'''

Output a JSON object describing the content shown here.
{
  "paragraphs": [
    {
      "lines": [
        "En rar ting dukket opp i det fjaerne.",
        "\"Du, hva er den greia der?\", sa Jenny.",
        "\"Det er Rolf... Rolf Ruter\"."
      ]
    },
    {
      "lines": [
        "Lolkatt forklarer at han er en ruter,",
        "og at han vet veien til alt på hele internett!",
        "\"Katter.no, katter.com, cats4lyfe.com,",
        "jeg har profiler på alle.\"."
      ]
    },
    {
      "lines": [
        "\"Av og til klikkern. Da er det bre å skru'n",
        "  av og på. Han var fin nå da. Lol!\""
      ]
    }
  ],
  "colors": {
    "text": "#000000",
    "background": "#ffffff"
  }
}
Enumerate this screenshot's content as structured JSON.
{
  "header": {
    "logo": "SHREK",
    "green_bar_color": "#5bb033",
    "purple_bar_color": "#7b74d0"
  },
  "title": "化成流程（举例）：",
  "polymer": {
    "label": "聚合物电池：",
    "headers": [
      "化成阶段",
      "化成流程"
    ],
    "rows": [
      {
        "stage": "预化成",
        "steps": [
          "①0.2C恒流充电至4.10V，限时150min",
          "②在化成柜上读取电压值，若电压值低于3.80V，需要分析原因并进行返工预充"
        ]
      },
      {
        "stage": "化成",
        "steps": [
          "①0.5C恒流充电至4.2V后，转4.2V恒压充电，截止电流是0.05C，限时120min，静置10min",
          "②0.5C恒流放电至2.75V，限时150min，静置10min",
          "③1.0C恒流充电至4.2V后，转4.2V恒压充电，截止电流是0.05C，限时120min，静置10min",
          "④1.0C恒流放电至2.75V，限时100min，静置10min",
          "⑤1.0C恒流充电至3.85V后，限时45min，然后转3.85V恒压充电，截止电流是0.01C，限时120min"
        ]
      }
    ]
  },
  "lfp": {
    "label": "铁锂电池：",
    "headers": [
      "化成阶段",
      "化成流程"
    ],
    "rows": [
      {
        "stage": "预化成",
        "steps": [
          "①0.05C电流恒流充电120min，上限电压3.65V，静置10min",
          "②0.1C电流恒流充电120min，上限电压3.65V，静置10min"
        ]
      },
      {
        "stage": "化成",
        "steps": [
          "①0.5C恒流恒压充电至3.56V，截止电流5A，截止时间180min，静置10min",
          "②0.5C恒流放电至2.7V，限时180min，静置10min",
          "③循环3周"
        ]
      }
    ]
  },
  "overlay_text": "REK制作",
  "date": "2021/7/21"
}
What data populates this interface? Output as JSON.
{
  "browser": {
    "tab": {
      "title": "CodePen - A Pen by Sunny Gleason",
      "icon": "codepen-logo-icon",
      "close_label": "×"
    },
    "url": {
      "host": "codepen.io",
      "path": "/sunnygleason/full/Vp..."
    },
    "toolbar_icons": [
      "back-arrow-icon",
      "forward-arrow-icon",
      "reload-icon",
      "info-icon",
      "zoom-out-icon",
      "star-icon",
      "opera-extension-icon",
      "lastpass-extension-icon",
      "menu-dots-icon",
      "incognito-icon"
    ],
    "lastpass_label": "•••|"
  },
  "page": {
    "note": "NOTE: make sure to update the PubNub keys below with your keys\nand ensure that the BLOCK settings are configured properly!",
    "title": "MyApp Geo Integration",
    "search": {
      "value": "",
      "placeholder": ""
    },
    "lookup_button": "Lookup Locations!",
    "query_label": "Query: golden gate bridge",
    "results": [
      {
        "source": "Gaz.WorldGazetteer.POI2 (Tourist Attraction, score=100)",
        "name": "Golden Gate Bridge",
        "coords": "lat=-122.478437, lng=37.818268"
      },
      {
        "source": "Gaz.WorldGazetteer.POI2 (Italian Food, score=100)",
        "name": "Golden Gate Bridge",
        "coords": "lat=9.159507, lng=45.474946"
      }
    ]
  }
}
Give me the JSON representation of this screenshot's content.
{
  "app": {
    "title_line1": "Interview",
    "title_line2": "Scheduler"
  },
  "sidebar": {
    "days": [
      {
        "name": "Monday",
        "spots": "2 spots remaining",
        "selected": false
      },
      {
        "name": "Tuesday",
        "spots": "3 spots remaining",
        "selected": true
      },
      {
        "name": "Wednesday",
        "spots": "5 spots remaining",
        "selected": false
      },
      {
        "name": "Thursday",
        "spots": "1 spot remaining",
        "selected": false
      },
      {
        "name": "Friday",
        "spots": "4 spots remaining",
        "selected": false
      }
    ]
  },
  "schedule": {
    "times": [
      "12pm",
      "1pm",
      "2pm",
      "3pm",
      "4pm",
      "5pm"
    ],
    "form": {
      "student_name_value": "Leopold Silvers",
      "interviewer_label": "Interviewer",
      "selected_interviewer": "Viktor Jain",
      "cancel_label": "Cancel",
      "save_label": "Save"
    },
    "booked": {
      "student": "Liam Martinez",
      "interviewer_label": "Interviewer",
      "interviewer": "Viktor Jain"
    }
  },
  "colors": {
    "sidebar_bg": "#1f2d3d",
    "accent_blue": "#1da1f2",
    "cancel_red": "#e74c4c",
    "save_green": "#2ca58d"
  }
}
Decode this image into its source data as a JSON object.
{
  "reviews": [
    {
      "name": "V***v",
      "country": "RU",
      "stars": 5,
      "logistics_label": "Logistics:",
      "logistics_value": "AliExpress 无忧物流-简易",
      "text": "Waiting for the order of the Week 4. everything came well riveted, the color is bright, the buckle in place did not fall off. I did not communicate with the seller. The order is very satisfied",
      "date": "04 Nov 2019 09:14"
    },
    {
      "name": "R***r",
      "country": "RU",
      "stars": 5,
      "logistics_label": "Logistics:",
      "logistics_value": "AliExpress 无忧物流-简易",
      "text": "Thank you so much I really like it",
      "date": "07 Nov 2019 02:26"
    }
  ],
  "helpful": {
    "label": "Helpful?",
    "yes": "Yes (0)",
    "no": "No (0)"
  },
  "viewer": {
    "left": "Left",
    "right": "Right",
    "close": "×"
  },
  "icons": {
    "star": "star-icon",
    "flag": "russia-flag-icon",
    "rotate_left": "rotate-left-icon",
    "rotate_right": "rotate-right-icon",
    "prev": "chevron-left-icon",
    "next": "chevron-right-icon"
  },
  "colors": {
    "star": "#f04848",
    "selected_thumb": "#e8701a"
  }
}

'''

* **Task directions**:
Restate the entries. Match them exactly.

* **Result of this exercise**:
Output a JSON object describing the content shown here.
{
  "paragraphs": [
    {
      "lines": [
        "En rar ting dukket opp i det fjaerne.",
        "\"Du, hva er den greia der?\", sa Jenny.",
        "\"Det er Rolf... Rolf Ruter\"."
      ]
    },
    {
      "lines": [
        "Lolkatt forklarer at han er en ruter,",
        "og at han vet veien til alt på hele internett!",
        "\"Katter.no, katter.com, cats4lyfe.com,",
        "jeg har profiler på alle.\"."
      ]
    },
    {
      "lines": [
        "\"Av og til klikkern. Da er det bre å skru'n",
        "  av og på. Han var fin nå da. Lol!\""
      ]
    }
  ],
  "colors": {
    "text": "#000000",
    "background": "#ffffff"
  }
}
Enumerate this screenshot's content as structured JSON.
{
  "header": {
    "logo": "SHREK",
    "green_bar_color": "#5bb033",
    "purple_bar_color": "#7b74d0"
  },
  "title": "化成流程（举例）：",
  "polymer": {
    "label": "聚合物电池：",
    "headers": [
      "化成阶段",
      "化成流程"
    ],
    "rows": [
      {
        "stage": "预化成",
        "steps": [
          "①0.2C恒流充电至4.10V，限时150min",
          "②在化成柜上读取电压值，若电压值低于3.80V，需要分析原因并进行返工预充"
        ]
      },
      {
        "stage": "化成",
        "steps": [
          "①0.5C恒流充电至4.2V后，转4.2V恒压充电，截止电流是0.05C，限时120min，静置10min",
          "②0.5C恒流放电至2.75V，限时150min，静置10min",
          "③1.0C恒流充电至4.2V后，转4.2V恒压充电，截止电流是0.05C，限时120min，静置10min",
          "④1.0C恒流放电至2.75V，限时100min，静置10min",
          "⑤1.0C恒流充电至3.85V后，限时45min，然后转3.85V恒压充电，截止电流是0.01C，限时120min"
        ]
      }
    ]
  },
  "lfp": {
    "label": "铁锂电池：",
    "headers": [
      "化成阶段",
      "化成流程"
    ],
    "rows": [
      {
        "stage": "预化成",
        "steps": [
          "①0.05C电流恒流充电120min，上限电压3.65V，静置10min",
          "②0.1C电流恒流充电120min，上限电压3.65V，静置10min"
        ]
      },
      {
        "stage": "化成",
        "steps": [
          "①0.5C恒流恒压充电至3.56V，截止电流5A，截止时间180min，静置10min",
          "②0.5C恒流放电至2.7V，限时180min，静置10min",
          "③循环3周"
        ]
      }
    ]
  },
  "overlay_text": "REK制作",
  "date": "2021/7/21"
}
What data populates this interface? Output as JSON.
{
  "browser": {
    "tab": {
      "title": "CodePen - A Pen by Sunny Gleason",
      "icon": "codepen-logo-icon",
      "close_label": "×"
    },
    "url": {
      "host": "codepen.io",
      "path": "/sunnygleason/full/Vp..."
    },
    "toolbar_icons": [
      "back-arrow-icon",
      "forward-arrow-icon",
      "reload-icon",
      "info-icon",
      "zoom-out-icon",
      "star-icon",
      "opera-extension-icon",
      "lastpass-extension-icon",
      "menu-dots-icon",
      "incognito-icon"
    ],
    "lastpass_label": "•••|"
  },
  "page": {
    "note": "NOTE: make sure to update the PubNub keys below with your keys\nand ensure that the BLOCK settings are configured properly!",
    "title": "MyApp Geo Integration",
    "search": {
      "value": "",
      "placeholder": ""
    },
    "lookup_button": "Lookup Locations!",
    "query_label": "Query: golden gate bridge",
    "results": [
      {
        "source": "Gaz.WorldGazetteer.POI2 (Tourist Attraction, score=100)",
        "name": "Golden Gate Bridge",
        "coords": "lat=-122.478437, lng=37.818268"
      },
      {
        "source": "Gaz.WorldGazetteer.POI2 (Italian Food, score=100)",
        "name": "Golden Gate Bridge",
        "coords": "lat=9.159507, lng=45.474946"
      }
    ]
  }
}
Give me the JSON representation of this screenshot's content.
{
  "app": {
    "title_line1": "Interview",
    "title_line2": "Scheduler"
  },
  "sidebar": {
    "days": [
      {
        "name": "Monday",
        "spots": "2 spots remaining",
        "selected": false
      },
      {
        "name": "Tuesday",
        "spots": "3 spots remaining",
        "selected": true
      },
      {
        "name": "Wednesday",
        "spots": "5 spots remaining",
        "selected": false
      },
      {
        "name": "Thursday",
        "spots": "1 spot remaining",
        "selected": false
      },
      {
        "name": "Friday",
        "spots": "4 spots remaining",
        "selected": false
      }
    ]
  },
  "schedule": {
    "times": [
      "12pm",
      "1pm",
      "2pm",
      "3pm",
      "4pm",
      "5pm"
    ],
    "form": {
      "student_name_value": "Leopold Silvers",
      "interviewer_label": "Interviewer",
      "selected_interviewer": "Viktor Jain",
      "cancel_label": "Cancel",
      "save_label": "Save"
    },
    "booked": {
      "student": "Liam Martinez",
      "interviewer_label": "Interviewer",
      "interviewer": "Viktor Jain"
    }
  },
  "colors": {
    "sidebar_bg": "#1f2d3d",
    "accent_blue": "#1da1f2",
    "cancel_red": "#e74c4c",
    "save_green": "#2ca58d"
  }
}
Decode this image into its source data as a JSON object.
{
  "reviews": [
    {
      "name": "V***v",
      "country": "RU",
      "stars": 5,
      "logistics_label": "Logistics:",
      "logistics_value": "AliExpress 无忧物流-简易",
      "text": "Waiting for the order of the Week 4. everything came well riveted, the color is bright, the buckle in place did not fall off. I did not communicate with the seller. The order is very satisfied",
      "date": "04 Nov 2019 09:14"
    },
    {
      "name": "R***r",
      "country": "RU",
      "stars": 5,
      "logistics_label": "Logistics:",
      "logistics_value": "AliExpress 无忧物流-简易",
      "text": "Thank you so much I really like it",
      "date": "07 Nov 2019 02:26"
    }
  ],
  "helpful": {
    "label": "Helpful?",
    "yes": "Yes (0)",
    "no": "No (0)"
  },
  "viewer": {
    "left": "Left",
    "right": "Right",
    "close": "×"
  },
  "icons": {
    "star": "star-icon",
    "flag": "russia-flag-icon",
    "rotate_left": "rotate-left-icon",
    "rotate_right": "rotate-right-icon",
    "prev": "chevron-left-icon",
    "next": "chevron-right-icon"
  },
  "colors": {
    "star": "#f04848",
    "selected_thumb": "#e8701a"
  }
}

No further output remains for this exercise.